Hogs playing for Uekman family; Les Miles expresses his condolences
FAYETTEVILLE - Apparently Arkansas coach Bobby Petrino won't address media about his No. 3 Razorbacks playing No. 1 LSU for a piece of the SEC Championship Friday afternoon in Baton Rouge, La., other than perhaps this morning's SEC media teleconference.
Since Sunday morning's shocking death of Arkansas redshirt freshman tight end Garrett Uekman, Petrino took no questions Sunday night while addressing to media that Uekman had died earlier Sunday. Uekman was found unconscious in cardiac arrest in his dorm room Sunday morning just an hour after he had been seen playing video games and the day after he played on special teams and at reserve tight end in Arkansas' 44-17 victory over Mississippi State.
Petrino made himself and his players unavailable after Monday afternoon's practice with the UA's candlelight vigil service for Uekman Monday evening at which Petrino and Arkansas third-year sophomore reserve tight end Austin Tate of Harrison spoke.
At 2:12 p.m. Tuesday without further explanation, the UA e-mailed media covering the Razorbacks that "The University of Arkansas football team will not hold media availability after practice today."
The UA had announced last week that the Razorbacks would be off limits Wednesday other than Petrino's segment on the SEC conference call. The Razorbacks leave Thursday for Baton Rouge and Friday's 1:30 p.m. CBS-televised game that could have national championship implications given SEC West members LSU, Alabama and Arkansas rank 1-2-3 in the national BCS rankings.
Alabama, 10-1, 7-1, and a victor over Arkansas but a loser to LSU, and Auburn conclude their SEC season Saturday.

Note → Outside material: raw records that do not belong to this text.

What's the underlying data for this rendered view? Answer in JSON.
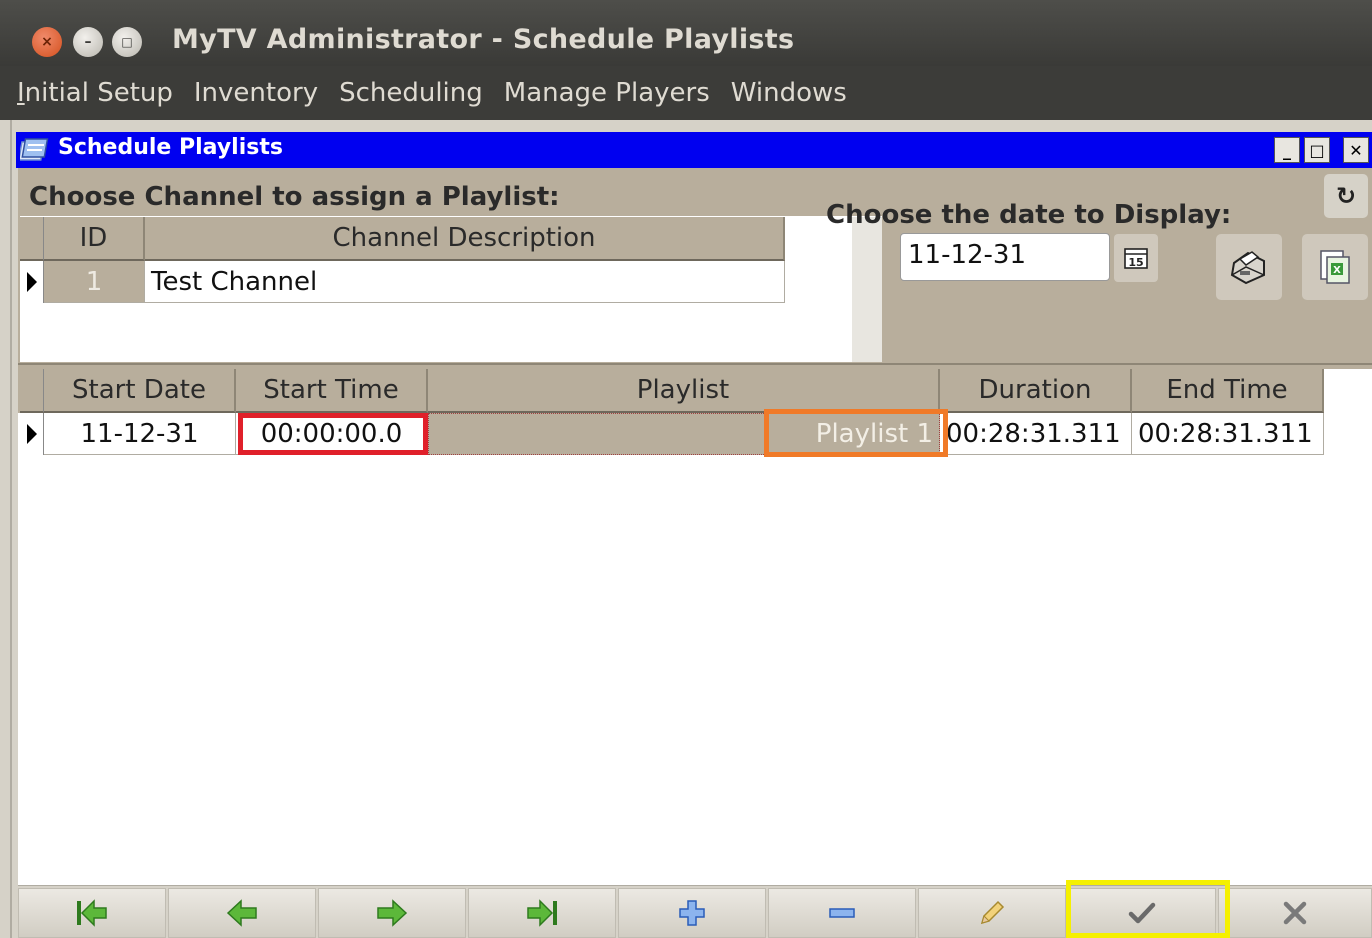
{
  "app": {
    "window_title": "MyTV Administrator - Schedule Playlists",
    "controls": {
      "close": "×",
      "minimize": "–",
      "maximize": "□"
    }
  },
  "menu": {
    "items": [
      {
        "label": "Initial Setup",
        "underline": "I",
        "rest": "nitial Setup"
      },
      {
        "label": "Inventory"
      },
      {
        "label": "Scheduling"
      },
      {
        "label": "Manage Players"
      },
      {
        "label": "Windows"
      }
    ]
  },
  "frame": {
    "title": "Schedule Playlists",
    "buttons": {
      "minimize": "_",
      "maximize": "□",
      "close": "✕"
    },
    "refresh_icon": "refresh-icon"
  },
  "channel_section": {
    "heading": "Choose Channel to assign a Playlist:",
    "columns": [
      "ID",
      "Channel Description"
    ],
    "rows": [
      {
        "id": "1",
        "description": "Test Channel"
      }
    ]
  },
  "date_section": {
    "heading": "Choose the date to Display:",
    "date_value": "11-12-31",
    "calendar_icon_label": "15"
  },
  "schedule": {
    "columns": [
      "Start Date",
      "Start Time",
      "Playlist",
      "Duration",
      "End Time"
    ],
    "rows": [
      {
        "start_date": "11-12-31",
        "start_time": "00:00:00.0",
        "playlist": "Playlist 1",
        "duration": "00:28:31.311",
        "end_time": "00:28:31.311"
      }
    ]
  },
  "toolbar": {
    "buttons": [
      "first-record-icon",
      "previous-record-icon",
      "next-record-icon",
      "last-record-icon",
      "add-icon",
      "remove-icon",
      "edit-icon",
      "save-check-icon",
      "cancel-x-icon"
    ]
  },
  "colors": {
    "frame_title_bar": "#0000f0",
    "header_bg": "#b8ae9c",
    "highlight_red": "#e0202a",
    "highlight_orange": "#f07a28",
    "highlight_yellow": "#f5f000",
    "nav_green": "#4aa02c",
    "add_blue": "#3a6ed0"
  }
}
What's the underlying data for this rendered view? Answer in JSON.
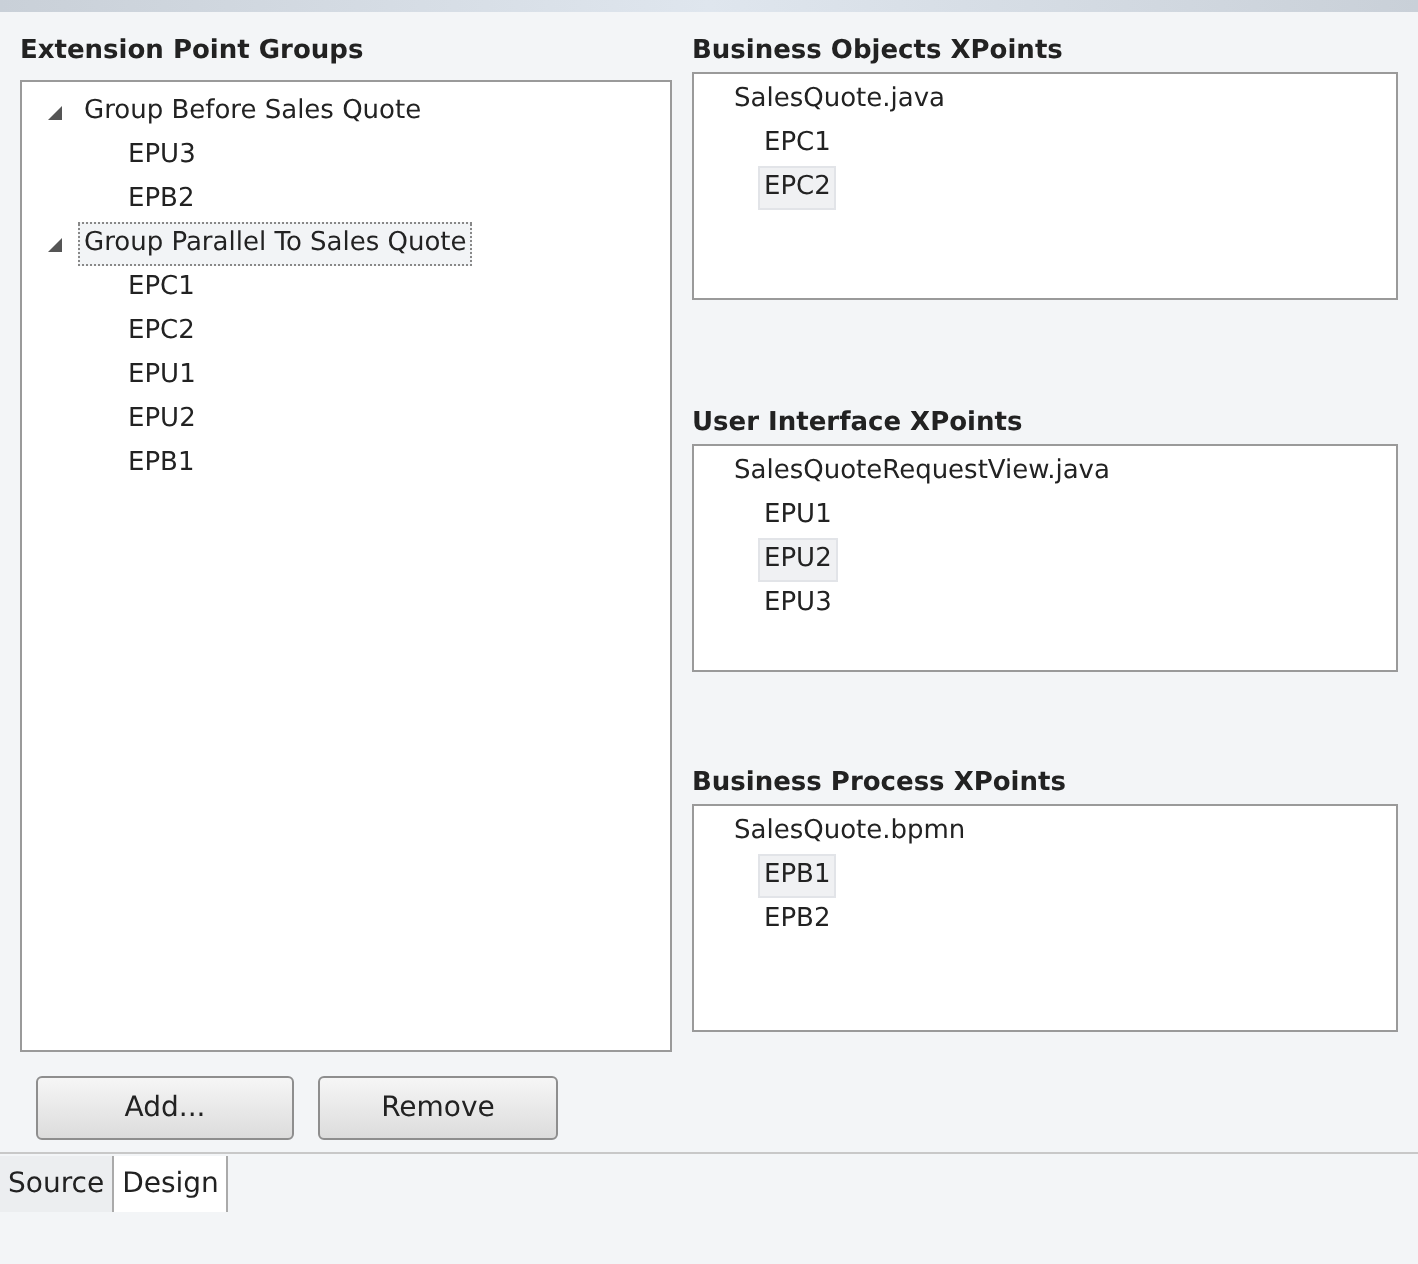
{
  "extension_point_groups": {
    "title": "Extension Point Groups",
    "tree": [
      {
        "label": "Group Before Sales Quote",
        "expanded": true,
        "selected": false,
        "children": [
          {
            "label": "EPU3",
            "selected": false
          },
          {
            "label": "EPB2",
            "selected": false
          }
        ]
      },
      {
        "label": "Group Parallel To Sales Quote",
        "expanded": true,
        "selected": true,
        "children": [
          {
            "label": "EPC1",
            "selected": false
          },
          {
            "label": "EPC2",
            "selected": false
          },
          {
            "label": "EPU1",
            "selected": false
          },
          {
            "label": "EPU2",
            "selected": false
          },
          {
            "label": "EPB1",
            "selected": false
          }
        ]
      }
    ]
  },
  "xpoint_panels": [
    {
      "title": "Business Objects XPoints",
      "root": "SalesQuote.java",
      "items": [
        {
          "label": "EPC1",
          "selected": false
        },
        {
          "label": "EPC2",
          "selected": true
        }
      ]
    },
    {
      "title": "User Interface XPoints",
      "root": "SalesQuoteRequestView.java",
      "items": [
        {
          "label": "EPU1",
          "selected": false
        },
        {
          "label": "EPU2",
          "selected": true
        },
        {
          "label": "EPU3",
          "selected": false
        }
      ]
    },
    {
      "title": "Business Process XPoints",
      "root": "SalesQuote.bpmn",
      "items": [
        {
          "label": "EPB1",
          "selected": true
        },
        {
          "label": "EPB2",
          "selected": false
        }
      ]
    }
  ],
  "buttons": [
    "Add...",
    "Remove"
  ],
  "tabs": [
    {
      "label": "Source",
      "selected": false
    },
    {
      "label": "Design",
      "selected": true
    }
  ]
}
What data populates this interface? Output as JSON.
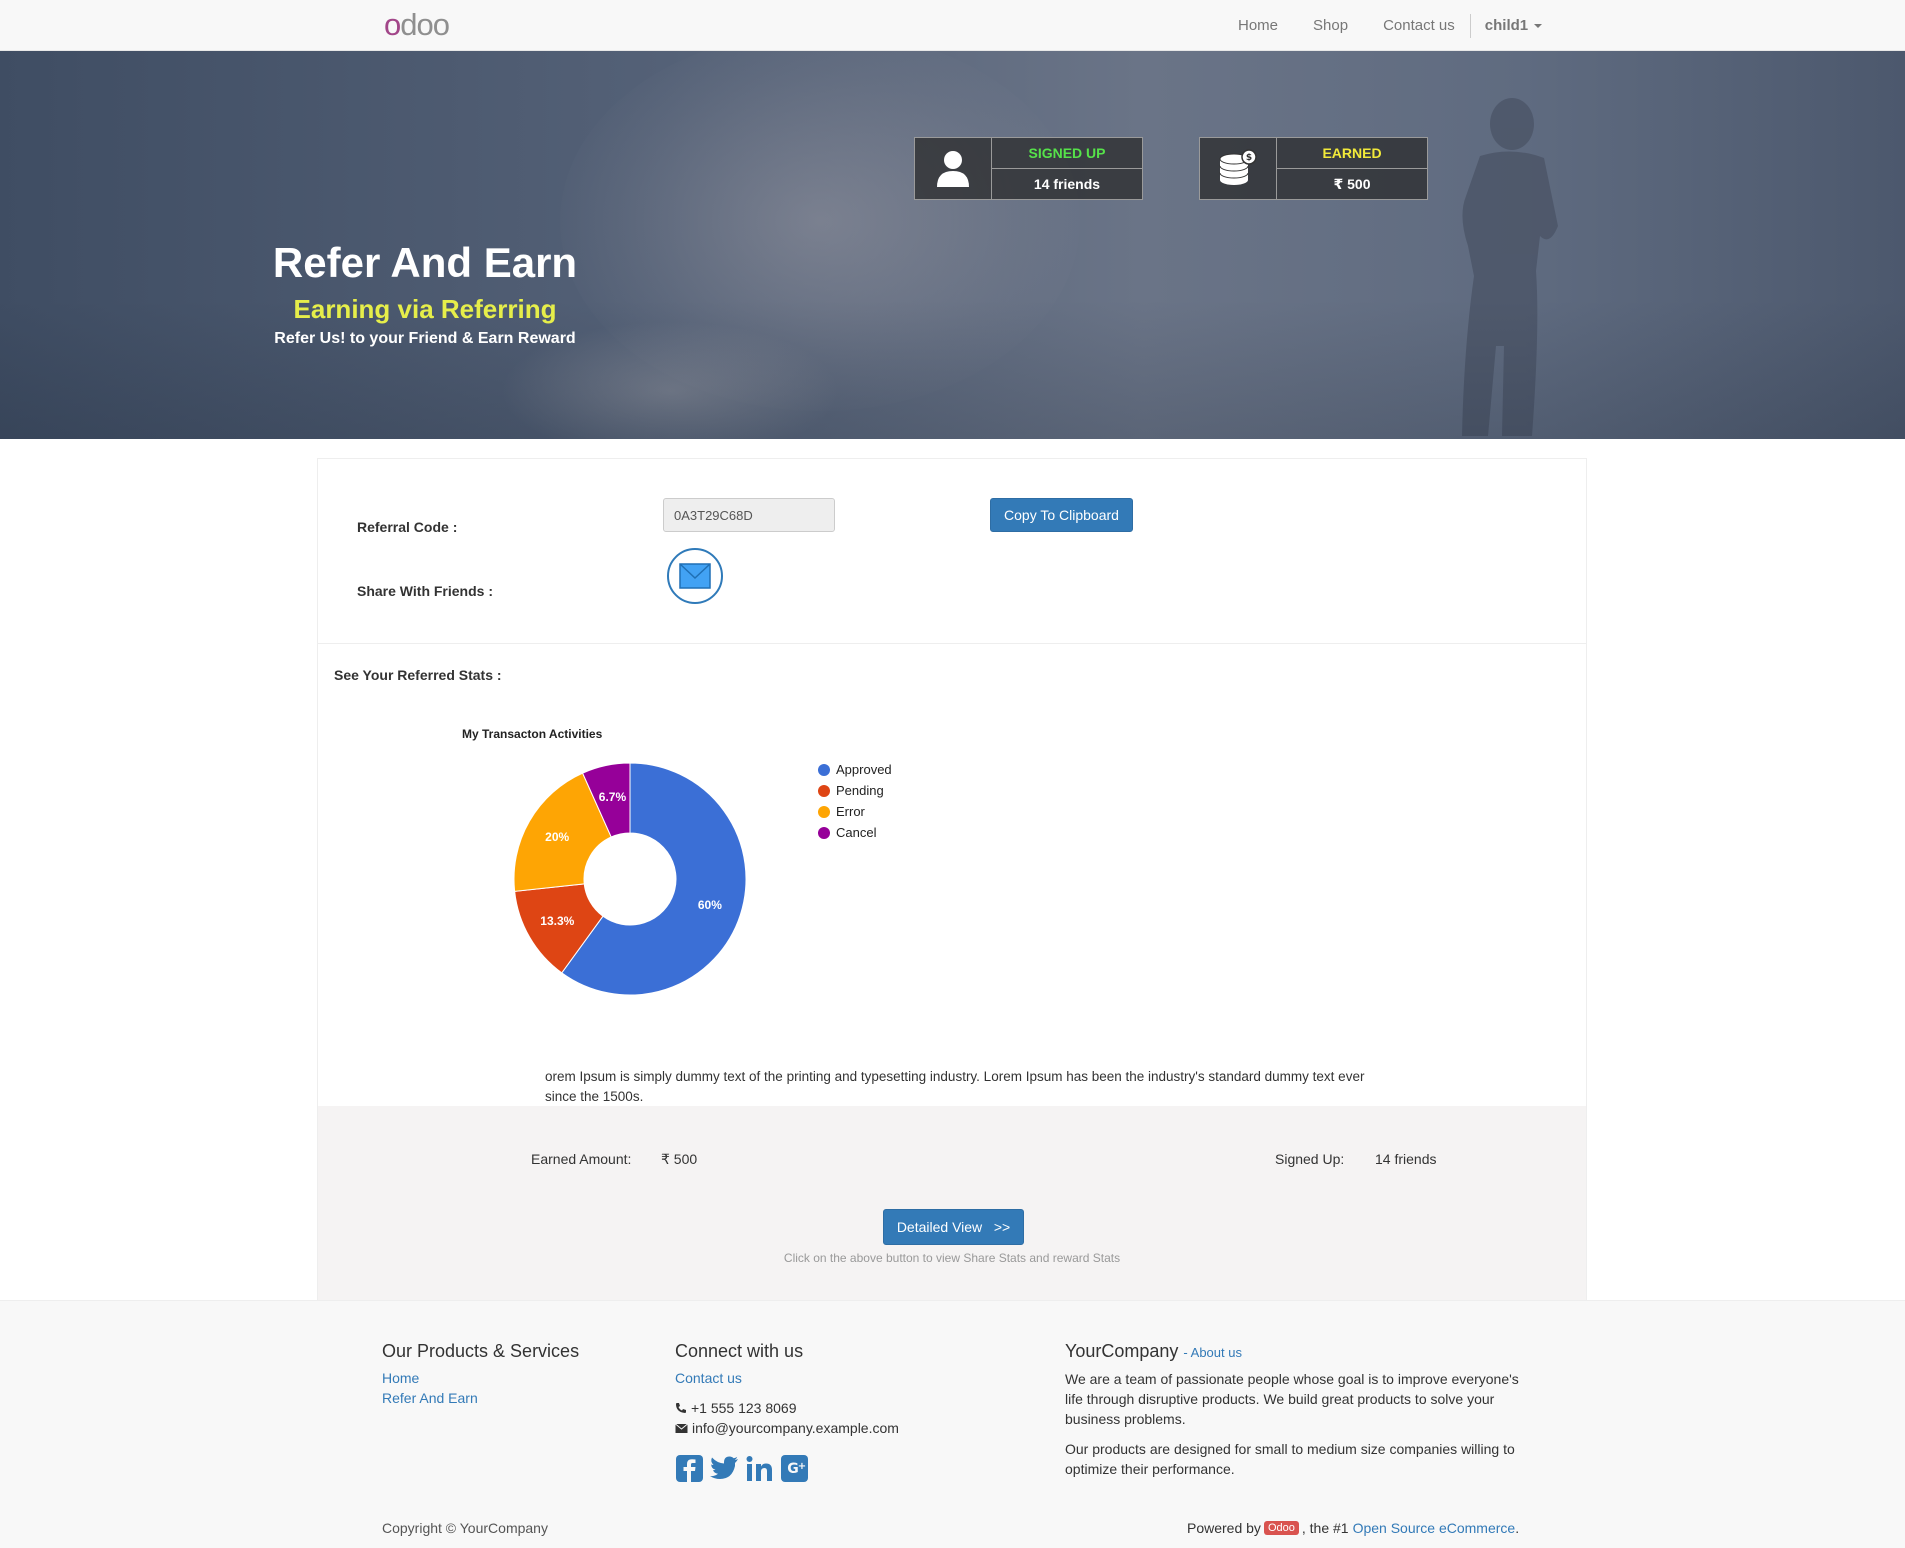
{
  "navbar": {
    "logo": "odoo",
    "links": [
      "Home",
      "Shop",
      "Contact us"
    ],
    "user": "child1"
  },
  "hero": {
    "title": "Refer And Earn",
    "subtitle": "Earning via Referring",
    "tagline": "Refer Us! to your Friend & Earn Reward",
    "signed_up": {
      "label": "SIGNED UP",
      "value": "14 friends",
      "icon": "user-icon"
    },
    "earned": {
      "label": "EARNED",
      "value": "₹ 500",
      "icon": "coins-icon"
    },
    "colors": {
      "signed_up_label": "#56e24a",
      "earned_label": "#f2ea3a",
      "subtitle": "#e6ee4a"
    }
  },
  "referral": {
    "code_label": "Referral Code :",
    "code_value": "0A3T29C68D",
    "copy_button": "Copy To Clipboard",
    "share_label": "Share With Friends :",
    "share_icon": "envelope-icon"
  },
  "stats": {
    "title": "See Your Referred Stats :"
  },
  "chart_data": {
    "type": "pie",
    "title": "My Transacton Activities",
    "categories": [
      "Approved",
      "Pending",
      "Error",
      "Cancel"
    ],
    "values": [
      60,
      13.3,
      20,
      6.7
    ],
    "labels": [
      "60%",
      "13.3%",
      "20%",
      "6.7%"
    ],
    "colors": [
      "#3b6fd6",
      "#de4514",
      "#fea504",
      "#960099"
    ],
    "donut": true,
    "legend_position": "right"
  },
  "description": "orem Ipsum is simply dummy text of the printing and typesetting industry. Lorem Ipsum has been the industry's standard dummy text ever since the 1500s.",
  "summary": {
    "earned_label": "Earned Amount:",
    "earned_value": "₹ 500",
    "signed_label": "Signed Up:",
    "signed_value": "14 friends",
    "detail_button": "Detailed View   >>",
    "hint": "Click on the above button to view Share Stats and reward Stats"
  },
  "footer": {
    "products_title": "Our Products & Services",
    "products_links": [
      "Home",
      "Refer And Earn"
    ],
    "connect_title": "Connect with us",
    "contact_link": "Contact us",
    "phone": "+1 555 123 8069",
    "email": "info@yourcompany.example.com",
    "social_icons": [
      "facebook-icon",
      "twitter-icon",
      "linkedin-icon",
      "google-plus-icon"
    ],
    "company_name": "YourCompany",
    "about_link": "- About us",
    "about_p1": "We are a team of passionate people whose goal is to improve everyone's life through disruptive products. We build great products to solve your business problems.",
    "about_p2": "Our products are designed for small to medium size companies willing to optimize their performance.",
    "copyright": "Copyright © YourCompany",
    "powered_by": "Powered by",
    "odoo_badge": "Odoo",
    "powered_mid": ", the #1",
    "powered_link": "Open Source eCommerce",
    "powered_end": "."
  },
  "brand_colors": {
    "primary": "#337ab7",
    "logo_accent": "#a24689"
  }
}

Should Arkansas defeat LSU and finish tied for first with LSU or with LSU and Alabama, Sunday night's BCS rankings will decide which of the three will represent the West against SEC East champion Georgia in the SEC Championship game Dec. 3 in Atlanta, Ga.
Post-Mississippi State game Saturday in Little Rock with Uekman alive and believed well, Petrino briefly discussed the game vs. the LSU Tigers, regarded as the nation's fastest defense but beaten three of the past four years by Arkansas.
"We're excited about it," Petrino said. "We're real excited about it. This is why we're here. This is what we want to do. This is what it's all about, playing huge games with a lot at stake. It'll be a lot of fun. We've certainly improved a lot as a football team since the Alabama game (a 38-14 loss on Sept. 24). We're playing well right now. So we've got to carry it over, have a great week of preparation and go out and have another good performance.
Regarding the Razorbacks' confidence from recent success against LSU, Petrino said Saturday: "It doesn't score any points for us, but it certainly gives us confidence. We feel like we're a real good football team. They're a good football team. Let's go play."
Obviously the Razorbacks this week have been dealing with issues considerably bigger than a football game, but it is a game, Petrino told close to 3,000 attending Monday night's vigil at Walton Arena, that Garrett Uekman's parents want the Razorbacks to play.
"We have a game scheduled this weekend," Petrino said Monday. "At the Uekman's request, we will play that game. As his parent shared with us, Garrett would have wanted us to play. He would have wanted us to compete. He would have wanted us to play passionately with everything we had. With your support, we will do just that."
In recruiting, Little Rock Catholic grad Uekman ultimately came down between LSU and Arkansas before choosing to stay home with the Hogs.
In Baton Rouge, LSU coach Les Miles remembered Uekman.
"I really want to express my condolences for my team and our school in recognition of the death of tight end Garrett Uekman," Miles said in his Monday press conference. "The loss of him to the Arkansas team and to his family is certainly felt. I put a call into Coach Petrino and could not get through to him, which is not unexpected in any way. I wanted them to know that we share their pain and their grief.
"He visited here and we thought the world of him. He conducted himself very well on our campus and I recall he came here with his mother. Again, it is very unfortunate. Death is never timely and certainly is most difficult when you are young.""